Reid indicated in a meeting at the White House on Thursday with President Barack Obama that this was the direction he was heading, but kept calling senators.

Reid’s visit with Obama came the day after the Progressive Change Campaign Committee released a poll showing 54 percent of Nevadans support the public option — including 55 percent of the independents Reid will need to win a difficult reelection in 2010.

The poll also showed that one-third of Nevadans would be less likely to vote for Reid next year if Congress fails to pass a public option — among Democrats, the number less likely to vote for him is even greater, nearly half.

Both Nevada and nationally, where polls show even stronger majorities for a public option (61 percent in last week’s CNN poll), the momentum has been building. Reid will certainly help shore up his own base for reelection with Monday’s decision.

“Obviously a public option is something that has been talked about a lot,” Reid said Monday. “It’s something I believe in. ... All the national polls show a wide majority of Americans support the public option. I think it’s important that the matter that we work on, in the Senate, have a public option in it.”

Progressives will take great credit for nudging Reid toward the public option, but for nearly two weeks it has become clear the debate was shifting away from whether the public plan would be included but what shape it might take.

Various provisions for the public option had been considered, including the so-called trigger — which would launch a public plan only if private insurance policies remained unaffordable. It had been backed by the one Republican still negotiating with Democrats, Sen. Olympia Snowe of Maine.

But for all the conservative Democrats that Reid could pick up if he included the trigger, he would lose progressive senators who believe it does not go far enough to ensure affordable coverage.

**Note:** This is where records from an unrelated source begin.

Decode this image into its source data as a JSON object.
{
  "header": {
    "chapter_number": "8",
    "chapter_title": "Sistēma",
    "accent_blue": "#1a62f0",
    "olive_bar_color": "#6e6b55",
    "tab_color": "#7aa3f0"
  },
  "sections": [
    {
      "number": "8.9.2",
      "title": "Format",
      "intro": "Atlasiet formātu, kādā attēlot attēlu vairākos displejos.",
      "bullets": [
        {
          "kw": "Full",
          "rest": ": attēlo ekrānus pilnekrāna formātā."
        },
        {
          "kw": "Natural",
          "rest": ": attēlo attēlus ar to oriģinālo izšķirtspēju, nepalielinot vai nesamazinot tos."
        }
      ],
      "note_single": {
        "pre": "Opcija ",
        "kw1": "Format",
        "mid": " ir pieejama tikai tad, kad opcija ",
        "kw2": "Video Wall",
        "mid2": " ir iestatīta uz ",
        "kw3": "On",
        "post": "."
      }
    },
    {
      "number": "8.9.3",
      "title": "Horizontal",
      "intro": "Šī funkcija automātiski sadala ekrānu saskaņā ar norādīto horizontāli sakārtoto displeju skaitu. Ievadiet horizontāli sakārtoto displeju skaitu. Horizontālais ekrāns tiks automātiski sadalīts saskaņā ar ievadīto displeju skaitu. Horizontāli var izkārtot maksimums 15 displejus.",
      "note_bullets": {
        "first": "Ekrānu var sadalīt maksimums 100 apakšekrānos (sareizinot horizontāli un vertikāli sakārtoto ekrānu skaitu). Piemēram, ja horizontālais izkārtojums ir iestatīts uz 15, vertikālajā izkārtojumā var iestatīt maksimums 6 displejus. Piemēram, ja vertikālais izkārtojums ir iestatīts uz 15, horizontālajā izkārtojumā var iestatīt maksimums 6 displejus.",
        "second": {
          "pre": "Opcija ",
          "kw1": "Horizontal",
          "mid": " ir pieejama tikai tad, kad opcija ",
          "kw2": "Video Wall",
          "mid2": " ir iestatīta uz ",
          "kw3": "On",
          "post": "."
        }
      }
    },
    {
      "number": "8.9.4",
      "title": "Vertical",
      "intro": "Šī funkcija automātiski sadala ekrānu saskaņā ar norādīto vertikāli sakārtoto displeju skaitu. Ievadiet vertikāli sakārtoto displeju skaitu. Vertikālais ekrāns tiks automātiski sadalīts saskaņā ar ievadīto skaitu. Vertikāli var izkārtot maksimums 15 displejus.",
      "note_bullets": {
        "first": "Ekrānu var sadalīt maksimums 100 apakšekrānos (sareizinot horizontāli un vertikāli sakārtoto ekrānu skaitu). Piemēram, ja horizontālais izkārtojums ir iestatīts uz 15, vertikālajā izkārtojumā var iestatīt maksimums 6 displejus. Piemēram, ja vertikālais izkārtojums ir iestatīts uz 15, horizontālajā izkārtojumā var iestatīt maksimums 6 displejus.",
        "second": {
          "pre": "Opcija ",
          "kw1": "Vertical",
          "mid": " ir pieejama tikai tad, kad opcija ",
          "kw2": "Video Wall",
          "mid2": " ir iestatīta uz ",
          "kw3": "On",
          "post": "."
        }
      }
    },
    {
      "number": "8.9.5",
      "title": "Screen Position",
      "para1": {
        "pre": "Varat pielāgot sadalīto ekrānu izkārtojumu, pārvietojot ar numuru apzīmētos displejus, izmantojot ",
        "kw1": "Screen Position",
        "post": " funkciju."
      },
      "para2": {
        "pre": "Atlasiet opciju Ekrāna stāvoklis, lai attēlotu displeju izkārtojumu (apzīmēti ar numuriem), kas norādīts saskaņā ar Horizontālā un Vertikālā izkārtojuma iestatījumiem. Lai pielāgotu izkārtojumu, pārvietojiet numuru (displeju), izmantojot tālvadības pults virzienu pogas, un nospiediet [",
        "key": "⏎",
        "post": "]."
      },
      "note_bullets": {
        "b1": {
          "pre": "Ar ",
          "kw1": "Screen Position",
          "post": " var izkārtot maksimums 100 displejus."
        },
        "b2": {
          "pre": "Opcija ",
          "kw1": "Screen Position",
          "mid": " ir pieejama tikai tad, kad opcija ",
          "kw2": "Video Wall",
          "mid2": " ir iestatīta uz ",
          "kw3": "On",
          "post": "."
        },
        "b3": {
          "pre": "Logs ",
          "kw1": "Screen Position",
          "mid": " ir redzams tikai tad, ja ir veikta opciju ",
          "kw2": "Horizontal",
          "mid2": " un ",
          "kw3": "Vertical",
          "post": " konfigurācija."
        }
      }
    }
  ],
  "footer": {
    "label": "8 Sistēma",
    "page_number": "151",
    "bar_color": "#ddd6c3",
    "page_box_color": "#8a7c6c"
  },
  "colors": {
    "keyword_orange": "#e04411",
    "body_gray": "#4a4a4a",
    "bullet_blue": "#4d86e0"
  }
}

In opposing a trigger mechanism, Democratic Rep. Shelley Berkley, who represents Las Vegas, has asked: What are we waiting for?

Another provision, which would allow states to opt in to the government plan, pleased neither liberals nor conservatives.

Reid settled on the opt-out provision, first floated by Democratic Sen. Charles Schumer of New York, as middle ground.

In announcing his choice, Reid appeared confident he would have support from his senators — yet it remains unclear whether he actually has the 60 votes needed to move a plan forward with the opt-out option.

Once the final details are presented, he said, “I believe clearly we’ll have the support of my caucus.”

If it passes, Reid shifts the burden to Carson City and state capitals elsewhere across the country to decide whether the government-run insurance plan would be offered.

If it fails, Reid has other options that might look more appealing to liberals than they do now.